is much slower than just using With directly in Plot, as in:

Plot[With[{x = k},
meanFirstPassage[ N[x* tenDesignerc + (1. - x) tenRandomUserc],
sic, gic]], {k, 0.8, 1.}]

-
Hi Todd. Maybe you intended to add this to the question itself rather than being an answer? If so, you can always edit your question to incorporate additional text... –  Guess who it is. May 6 '12 at 3:35

I await a more complete question, but for now my best guess is:

a = 0.5; b = 0.2;

Do[N[.95*a + (1. - .95) b], {1*^5}] // AbsoluteTiming

{0.0670038, Null}

Do[N[k*a + (1. - k) b /. k -> .95], {1*^5}] // AbsoluteTiming

{0.3310190, Null}

With[{k = 0.95},
Do[N[k*a + (1. - k) b], {1*^5}]
] // AbsoluteTiming

{0.0800046, Null}


With on the outside does the replacement before evaluating the Do loop.

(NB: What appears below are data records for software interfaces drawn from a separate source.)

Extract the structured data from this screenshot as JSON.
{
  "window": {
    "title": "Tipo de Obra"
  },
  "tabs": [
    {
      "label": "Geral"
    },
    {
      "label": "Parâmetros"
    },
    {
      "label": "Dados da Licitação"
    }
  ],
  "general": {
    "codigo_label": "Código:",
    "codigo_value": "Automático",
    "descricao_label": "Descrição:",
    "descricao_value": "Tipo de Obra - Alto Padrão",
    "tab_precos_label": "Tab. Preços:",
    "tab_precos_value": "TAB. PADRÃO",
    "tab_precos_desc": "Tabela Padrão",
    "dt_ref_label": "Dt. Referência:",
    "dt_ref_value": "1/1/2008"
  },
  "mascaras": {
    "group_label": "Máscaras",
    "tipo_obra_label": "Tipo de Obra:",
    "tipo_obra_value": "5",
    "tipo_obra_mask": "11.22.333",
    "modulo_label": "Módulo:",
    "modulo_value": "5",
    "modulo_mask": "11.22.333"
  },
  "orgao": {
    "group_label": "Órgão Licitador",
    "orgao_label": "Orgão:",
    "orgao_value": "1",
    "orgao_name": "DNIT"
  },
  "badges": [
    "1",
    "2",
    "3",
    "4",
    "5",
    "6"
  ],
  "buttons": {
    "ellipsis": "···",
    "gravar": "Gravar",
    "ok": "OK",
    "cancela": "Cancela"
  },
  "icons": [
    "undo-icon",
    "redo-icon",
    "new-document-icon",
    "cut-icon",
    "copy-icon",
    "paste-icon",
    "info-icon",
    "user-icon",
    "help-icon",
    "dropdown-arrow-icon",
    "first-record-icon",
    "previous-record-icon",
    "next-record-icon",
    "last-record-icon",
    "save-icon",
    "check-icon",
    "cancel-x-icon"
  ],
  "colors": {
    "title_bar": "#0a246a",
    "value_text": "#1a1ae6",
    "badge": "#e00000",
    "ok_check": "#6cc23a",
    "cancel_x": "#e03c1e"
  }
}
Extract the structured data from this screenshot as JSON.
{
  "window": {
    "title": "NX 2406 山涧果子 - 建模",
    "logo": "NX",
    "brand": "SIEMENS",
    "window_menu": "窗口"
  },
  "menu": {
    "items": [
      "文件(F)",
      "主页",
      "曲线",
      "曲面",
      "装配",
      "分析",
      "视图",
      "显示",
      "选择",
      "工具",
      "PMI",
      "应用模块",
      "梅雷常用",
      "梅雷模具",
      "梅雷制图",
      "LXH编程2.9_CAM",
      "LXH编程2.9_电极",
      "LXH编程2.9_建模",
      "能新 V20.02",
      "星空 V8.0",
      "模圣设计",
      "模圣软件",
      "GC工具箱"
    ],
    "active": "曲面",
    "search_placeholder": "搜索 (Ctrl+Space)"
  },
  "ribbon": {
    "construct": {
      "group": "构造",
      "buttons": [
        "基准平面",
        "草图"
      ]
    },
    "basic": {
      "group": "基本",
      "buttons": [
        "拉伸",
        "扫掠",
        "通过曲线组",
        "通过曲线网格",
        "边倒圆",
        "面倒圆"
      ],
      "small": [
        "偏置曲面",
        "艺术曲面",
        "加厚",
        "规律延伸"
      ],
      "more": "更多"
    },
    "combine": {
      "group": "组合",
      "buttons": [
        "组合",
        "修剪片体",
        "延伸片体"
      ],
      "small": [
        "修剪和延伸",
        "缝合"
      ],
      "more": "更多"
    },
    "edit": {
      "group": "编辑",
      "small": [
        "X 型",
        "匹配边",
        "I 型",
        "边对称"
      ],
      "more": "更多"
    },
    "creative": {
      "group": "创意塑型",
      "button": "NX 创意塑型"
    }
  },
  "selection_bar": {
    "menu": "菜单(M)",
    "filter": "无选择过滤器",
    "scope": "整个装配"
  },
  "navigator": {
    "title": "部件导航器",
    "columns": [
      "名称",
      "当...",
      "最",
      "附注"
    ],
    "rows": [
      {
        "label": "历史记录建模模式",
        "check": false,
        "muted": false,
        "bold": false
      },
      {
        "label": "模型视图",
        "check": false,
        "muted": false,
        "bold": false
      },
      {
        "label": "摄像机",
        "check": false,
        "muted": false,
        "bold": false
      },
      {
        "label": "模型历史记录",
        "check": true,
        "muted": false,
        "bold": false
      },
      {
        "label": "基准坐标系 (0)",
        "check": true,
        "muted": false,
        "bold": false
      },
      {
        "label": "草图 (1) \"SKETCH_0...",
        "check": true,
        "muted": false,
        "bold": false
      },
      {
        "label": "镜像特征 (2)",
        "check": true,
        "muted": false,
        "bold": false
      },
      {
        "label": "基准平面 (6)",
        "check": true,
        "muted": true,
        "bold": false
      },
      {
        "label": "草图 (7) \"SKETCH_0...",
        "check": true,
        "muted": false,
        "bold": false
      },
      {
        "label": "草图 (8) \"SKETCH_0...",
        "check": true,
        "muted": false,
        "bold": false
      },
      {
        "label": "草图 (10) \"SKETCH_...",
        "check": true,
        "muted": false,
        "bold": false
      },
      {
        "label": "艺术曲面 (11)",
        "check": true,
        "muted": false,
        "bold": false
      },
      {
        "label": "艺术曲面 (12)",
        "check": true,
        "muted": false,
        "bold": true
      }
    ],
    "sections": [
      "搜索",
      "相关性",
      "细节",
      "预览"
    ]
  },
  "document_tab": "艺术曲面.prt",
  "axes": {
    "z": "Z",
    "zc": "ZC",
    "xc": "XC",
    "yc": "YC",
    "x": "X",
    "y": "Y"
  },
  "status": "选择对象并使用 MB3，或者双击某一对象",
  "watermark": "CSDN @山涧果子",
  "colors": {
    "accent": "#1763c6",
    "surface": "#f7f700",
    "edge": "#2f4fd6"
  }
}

Seeing your application I can recommend another considerable improvement. Even in your new form, With is inside Plot and reevaluated many times. If you force this to evaluate first it will be much faster. Here are three ways to do that, take your pick:

Plot[#, {x, 0., 1.}] & @ With[{k = x}, Mean[k*m1 + (1. - k)*m2]]

Plot[Evaluate @ With[{k = x}, Mean[k*m1 + (1. - k)*m2]], {x, 0., 1.}]

Plot[With[{k = x}, Mean[k*m1 + (1. - k)*m2]], {x, 0., 1.}, Evaluated -> True]


1. In each case above the global symbol x is not localized, as a result of the pre-evaluation. If it is possible to vary k directly, e.g. Plot[... {k, 0, 1}] you should probably do it.
2. Because of the pre-evaluation you will find that the various lines are now styled in different colors. See this question and answers for an explanation. If you want uniform color lines add the option PlotStyle -> ColorData[1][1] to Plot.
@belisarius I don't know... I like the fact that AbsoluteTiming is measuring real time rather than cycles, and catching (nearly) all sources of slowdowns. There are also ramifications for parallel operations. –  Mr.Wizard May 4 '12 at 0:25
@belisarius I think I'm still not understanding you. My point is that if someone slaps a Timing on a ParallelMap operation it's not going to give a useful result. AbsoluteTiming seems like a reasonable starting point for timing. Contrary to appearances I don't have a strong opinion about this, it's just that I don't understand your objection. –  Mr.Wizard May 4 '12 at 0:58